◆ Work order ◆
Can you give all the records again without altering a single character?
== Data for this task ==
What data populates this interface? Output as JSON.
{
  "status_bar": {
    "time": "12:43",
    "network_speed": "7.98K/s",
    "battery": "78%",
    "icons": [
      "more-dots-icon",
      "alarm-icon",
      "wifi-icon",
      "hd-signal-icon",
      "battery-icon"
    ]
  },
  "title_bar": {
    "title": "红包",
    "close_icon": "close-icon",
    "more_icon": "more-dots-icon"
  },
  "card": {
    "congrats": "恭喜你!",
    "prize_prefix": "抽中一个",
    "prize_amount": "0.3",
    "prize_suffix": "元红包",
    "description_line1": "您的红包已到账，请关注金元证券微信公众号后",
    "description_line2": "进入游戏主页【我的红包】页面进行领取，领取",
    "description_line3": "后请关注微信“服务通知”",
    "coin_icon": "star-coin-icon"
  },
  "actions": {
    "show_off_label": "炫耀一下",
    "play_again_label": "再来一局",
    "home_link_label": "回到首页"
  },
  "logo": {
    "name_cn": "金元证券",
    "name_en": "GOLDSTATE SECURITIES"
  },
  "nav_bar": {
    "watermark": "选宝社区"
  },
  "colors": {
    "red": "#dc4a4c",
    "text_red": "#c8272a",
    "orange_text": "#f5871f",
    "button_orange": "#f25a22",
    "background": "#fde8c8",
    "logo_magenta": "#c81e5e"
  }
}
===
◆ Task result ◆
What data populates this interface? Output as JSON.
{
  "status_bar": {
    "time": "12:43",
    "network_speed": "7.98K/s",
    "battery": "78%",
    "icons": [
      "more-dots-icon",
      "alarm-icon",
      "wifi-icon",
      "hd-signal-icon",
      "battery-icon"
    ]
  },
  "title_bar": {
    "title": "红包",
    "close_icon": "close-icon",
    "more_icon": "more-dots-icon"
  },
  "card": {
    "congrats": "恭喜你!",
    "prize_prefix": "抽中一个",
    "prize_amount": "0.3",
    "prize_suffix": "元红包",
    "description_line1": "您的红包已到账，请关注金元证券微信公众号后",
    "description_line2": "进入游戏主页【我的红包】页面进行领取，领取",
    "description_line3": "后请关注微信“服务通知”",
    "coin_icon": "star-coin-icon"
  },
  "actions": {
    "show_off_label": "炫耀一下",
    "play_again_label": "再来一局",
    "home_link_label": "回到首页"
  },
  "logo": {
    "name_cn": "金元证券",
    "name_en": "GOLDSTATE SECURITIES"
  },
  "nav_bar": {
    "watermark": "选宝社区"
  },
  "colors": {
    "red": "#dc4a4c",
    "text_red": "#c8272a",
    "orange_text": "#f5871f",
    "button_orange": "#f25a22",
    "background": "#fde8c8",
    "logo_magenta": "#c81e5e"
  }
}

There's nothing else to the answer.